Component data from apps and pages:

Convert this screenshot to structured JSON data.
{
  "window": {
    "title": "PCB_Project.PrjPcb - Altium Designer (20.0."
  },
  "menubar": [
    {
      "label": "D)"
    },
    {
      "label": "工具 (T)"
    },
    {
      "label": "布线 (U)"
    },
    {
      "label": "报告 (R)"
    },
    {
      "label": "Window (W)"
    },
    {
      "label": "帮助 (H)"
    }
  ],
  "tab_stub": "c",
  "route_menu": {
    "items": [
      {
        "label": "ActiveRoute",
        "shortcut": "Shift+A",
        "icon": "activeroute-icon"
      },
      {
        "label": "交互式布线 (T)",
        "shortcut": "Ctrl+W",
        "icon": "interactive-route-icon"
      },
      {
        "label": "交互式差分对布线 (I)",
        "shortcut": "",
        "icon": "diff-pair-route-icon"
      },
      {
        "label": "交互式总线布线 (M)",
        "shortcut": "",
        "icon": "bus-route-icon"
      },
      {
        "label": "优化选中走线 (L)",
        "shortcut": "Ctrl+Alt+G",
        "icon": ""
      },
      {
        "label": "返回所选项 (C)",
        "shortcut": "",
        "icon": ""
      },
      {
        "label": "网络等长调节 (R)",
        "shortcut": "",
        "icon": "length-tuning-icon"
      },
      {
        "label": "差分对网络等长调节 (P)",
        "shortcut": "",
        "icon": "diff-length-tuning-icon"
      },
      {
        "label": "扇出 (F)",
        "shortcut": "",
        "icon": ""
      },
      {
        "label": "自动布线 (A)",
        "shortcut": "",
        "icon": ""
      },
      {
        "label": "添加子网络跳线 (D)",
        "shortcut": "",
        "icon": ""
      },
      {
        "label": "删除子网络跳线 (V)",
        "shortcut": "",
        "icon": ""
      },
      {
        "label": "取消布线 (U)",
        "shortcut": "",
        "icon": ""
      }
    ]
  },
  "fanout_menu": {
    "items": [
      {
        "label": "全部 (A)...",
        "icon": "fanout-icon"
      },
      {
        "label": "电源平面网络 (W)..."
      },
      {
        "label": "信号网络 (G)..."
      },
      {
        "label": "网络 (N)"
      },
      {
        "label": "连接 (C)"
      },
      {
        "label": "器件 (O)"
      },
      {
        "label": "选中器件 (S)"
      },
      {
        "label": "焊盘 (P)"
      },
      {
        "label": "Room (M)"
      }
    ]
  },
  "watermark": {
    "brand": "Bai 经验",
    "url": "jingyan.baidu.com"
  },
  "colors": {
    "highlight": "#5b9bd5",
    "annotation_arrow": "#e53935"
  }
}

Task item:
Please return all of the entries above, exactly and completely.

Reply to the task:
Convert this screenshot to structured JSON data.
{
  "window": {
    "title": "PCB_Project.PrjPcb - Altium Designer (20.0."
  },
  "menubar": [
    {
      "label": "D)"
    },
    {
      "label": "工具 (T)"
    },
    {
      "label": "布线 (U)"
    },
    {
      "label": "报告 (R)"
    },
    {
      "label": "Window (W)"
    },
    {
      "label": "帮助 (H)"
    }
  ],
  "tab_stub": "c",
  "route_menu": {
    "items": [
      {
        "label": "ActiveRoute",
        "shortcut": "Shift+A",
        "icon": "activeroute-icon"
      },
      {
        "label": "交互式布线 (T)",
        "shortcut": "Ctrl+W",
        "icon": "interactive-route-icon"
      },
      {
        "label": "交互式差分对布线 (I)",
        "shortcut": "",
        "icon": "diff-pair-route-icon"
      },
      {
        "label": "交互式总线布线 (M)",
        "shortcut": "",
        "icon": "bus-route-icon"
      },
      {
        "label": "优化选中走线 (L)",
        "shortcut": "Ctrl+Alt+G",
        "icon": ""
      },
      {
        "label": "返回所选项 (C)",
        "shortcut": "",
        "icon": ""
      },
      {
        "label": "网络等长调节 (R)",
        "shortcut": "",
        "icon": "length-tuning-icon"
      },
      {
        "label": "差分对网络等长调节 (P)",
        "shortcut": "",
        "icon": "diff-length-tuning-icon"
      },
      {
        "label": "扇出 (F)",
        "shortcut": "",
        "icon": ""
      },
      {
        "label": "自动布线 (A)",
        "shortcut": "",
        "icon": ""
      },
      {
        "label": "添加子网络跳线 (D)",
        "shortcut": "",
        "icon": ""
      },
      {
        "label": "删除子网络跳线 (V)",
        "shortcut": "",
        "icon": ""
      },
      {
        "label": "取消布线 (U)",
        "shortcut": "",
        "icon": ""
      }
    ]
  },
  "fanout_menu": {
    "items": [
      {
        "label": "全部 (A)...",
        "icon": "fanout-icon"
      },
      {
        "label": "电源平面网络 (W)..."
      },
      {
        "label": "信号网络 (G)..."
      },
      {
        "label": "网络 (N)"
      },
      {
        "label": "连接 (C)"
      },
      {
        "label": "器件 (O)"
      },
      {
        "label": "选中器件 (S)"
      },
      {
        "label": "焊盘 (P)"
      },
      {
        "label": "Room (M)"
      }
    ]
  },
  "watermark": {
    "brand": "Bai 经验",
    "url": "jingyan.baidu.com"
  },
  "colors": {
    "highlight": "#5b9bd5",
    "annotation_arrow": "#e53935"
  }
}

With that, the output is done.